Journalist David Rosenbaum dies

Page Number: 
9

'Conscience' of Reporters Committee served on steering committee for 28 years

From the Winter 2006 issue of The News Media & The Law, page 9.


By Kirsten B. Mitchell

When nearly all was said and done in a New York Times Washington bureau meeting, David E. Rosenbaum often had one more thing to say.

"His voice would ring out, 'I disagree,'" Times colleague Robin Toner recalled at a Jan. 13 memorial service for the slain journalist. "David loved to disagree and he was almost always right."

Yet never vain.

"He was not about attitude, agenda or voice," Times Executive Editor Bill Keller wrote in a statement that Times Washington Bureau Chief Philip Taubman read to a room brimming with friends, family, colleagues and sources.

Rosenbaum, who died Jan. 8 of brain injuries after a mugging in Washington, D.C., brought those traits to the Reporters Committee during 28 years on its steering committee, including two — 1989 and 1998 — as chairman of the executive committee. He was 63 and had just retired from working full time at The Times.

"He was always in the debate. It didn't matter what it was, he always asked questions," steering committee member John C. Henry of The Associated Press said in an interview.

Rosenbaum also frequently asked others their thoughts, Henry said.

"He once told me, 'We come to these meetings twice a year. We have to live the decisions in the abstract.
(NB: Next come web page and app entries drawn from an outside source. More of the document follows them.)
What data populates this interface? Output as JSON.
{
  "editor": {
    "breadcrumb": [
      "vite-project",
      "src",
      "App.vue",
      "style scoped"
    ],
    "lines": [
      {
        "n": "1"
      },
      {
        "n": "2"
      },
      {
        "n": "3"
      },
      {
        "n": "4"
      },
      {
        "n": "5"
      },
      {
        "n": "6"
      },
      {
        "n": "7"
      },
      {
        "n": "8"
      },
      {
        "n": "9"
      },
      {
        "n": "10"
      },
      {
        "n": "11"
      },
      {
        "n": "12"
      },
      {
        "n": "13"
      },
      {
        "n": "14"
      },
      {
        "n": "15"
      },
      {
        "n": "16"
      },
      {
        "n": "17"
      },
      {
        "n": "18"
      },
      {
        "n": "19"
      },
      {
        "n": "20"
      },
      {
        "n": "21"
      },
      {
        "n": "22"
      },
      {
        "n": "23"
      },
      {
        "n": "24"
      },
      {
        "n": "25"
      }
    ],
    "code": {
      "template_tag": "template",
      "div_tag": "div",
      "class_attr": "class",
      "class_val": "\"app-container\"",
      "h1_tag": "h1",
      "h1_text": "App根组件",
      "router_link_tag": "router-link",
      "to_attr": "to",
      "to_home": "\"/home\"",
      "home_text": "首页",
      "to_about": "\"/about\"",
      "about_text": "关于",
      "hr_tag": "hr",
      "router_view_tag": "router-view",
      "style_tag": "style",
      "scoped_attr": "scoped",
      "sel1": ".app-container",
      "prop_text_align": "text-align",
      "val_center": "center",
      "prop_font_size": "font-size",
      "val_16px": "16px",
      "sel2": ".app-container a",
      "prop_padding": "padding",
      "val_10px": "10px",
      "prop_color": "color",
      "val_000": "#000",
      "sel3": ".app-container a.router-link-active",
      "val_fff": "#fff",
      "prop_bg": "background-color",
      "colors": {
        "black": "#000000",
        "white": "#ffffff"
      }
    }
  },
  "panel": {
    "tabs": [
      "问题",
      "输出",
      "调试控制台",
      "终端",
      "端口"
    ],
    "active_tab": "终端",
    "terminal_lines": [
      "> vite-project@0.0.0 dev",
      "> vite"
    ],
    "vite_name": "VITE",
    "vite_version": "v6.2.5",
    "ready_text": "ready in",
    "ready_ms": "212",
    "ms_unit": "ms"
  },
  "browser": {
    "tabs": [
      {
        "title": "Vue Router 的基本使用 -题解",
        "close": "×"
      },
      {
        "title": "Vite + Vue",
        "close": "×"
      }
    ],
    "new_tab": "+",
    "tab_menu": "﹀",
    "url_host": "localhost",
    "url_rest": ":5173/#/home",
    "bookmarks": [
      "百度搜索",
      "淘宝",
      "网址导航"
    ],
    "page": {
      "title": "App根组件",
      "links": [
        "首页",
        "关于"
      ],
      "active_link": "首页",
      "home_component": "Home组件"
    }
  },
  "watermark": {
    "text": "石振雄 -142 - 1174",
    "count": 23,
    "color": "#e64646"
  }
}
But the director, the staff, these are the people who actually live the decision,'" Henry said.

In the late 1970s, several years before Rosenbaum joined the steering committee, the IRS summoned AT&T to turn over records of long-distance charges to journalists' telephone numbers, including Rosenbaum's. The fledgling Reporters Committee sued on behalf of the journalists but the U.S. Court of Appeals in Washington, D.C., ruled in 1978 that government "access to third-party evidence in the course of a good-faith felony investigation in no sense 'abridges' plaintiffs' information-gathering activities."

The U.S. Supreme Court declined to hear the case, and Rosenbaum went on to advocate that the Reporters Committee not join every legal fight facing journalists, and instead choose its battles wisely.

Rosenbaum, more than anyone else on the committee, frequently danced with a topic shied away from by the group.

"He would often bring ethics into the discussion and say, 'I know, ethics isn't part of our mission, but . . . ' " Henry said.

Times colleague and fellow committee member Stephen Labaton recalled several newsroom conversations with Rosenbaum who was clearly troubled by the facts surrounding confidential source issues in the Valerie Plame and Wen Ho Lee cases. Rosenbaum thought both involved "shoddy journalism," Labaton said.

"The thing that's interesting about David is that in the past few years, he would question in the [steering committee] meetings whether the Reporters Committee should be involved in certain causes even if there was a First Amendment principle if the journalism was bad," he said.

"He understood the importance of upholding First Amendment principle but he also understood that you could win in the courts and still be tarnished in the profession."

In a Dec. 22 e-mail to Reporters Committee Executive Director Lucy Dalglish, Rosenbaum suggested that the committee develop a new paradigm in a set of journalist guidelines focused not on changing the law but on "ethical and practical" principles.

A starting point, he urged, could be last year's concurring opinion from U.S. Court of Appeals Judge David Tatel that reporters Judith Miller and Matt Cooper had no First Amendment privilege from testifying before a grand jury investigating who leaked the name of CIA operative Valerie Plame to the press.

Tatel wrote that although it did not apply to the Plame case, the Federal Rules of Evidence should be interpreted to recognize a qualified reporter's privilege in federal courts, particularly given the near-unanimity among the states on the issue.

Rosenbaum's provocative e-mail also proposed following the example of the National Rifle Association by broadly advocating a cause but avoiding court tests. "We should also take advantage of the reluctance of prosecutors to compel testimony from reporters when the sources are truly whistle blowers with whom the public would sympathize," he wrote.

Rosenbaum "didn't see black and white," Labaton said. "He saw nuance and was always interested in talking about those issues. .In a way, he was the conscience of the organization."

Hundreds of people filled a room in the Dirksen Senate Office Building Jan. 13 in Washington, D.C. , to mourn Rosenbaum's murder and celebrate his life as a journalist, father, brother, friend and colleague. The Senate Judiciary Committee recessed its confirmation hearing on then-Supreme Court nominee Samuel Alito so its members — among them Orrin Hatch (R-Utah), Ted Kennedy (D-Mass.), Patrick Leahy (D-Vt.), Charles Schumer (D-N.Y.) and Arlen Specter (R-Pa.) — could pay their respects to Rosenbaum's family. Also attending was Judge Tatel.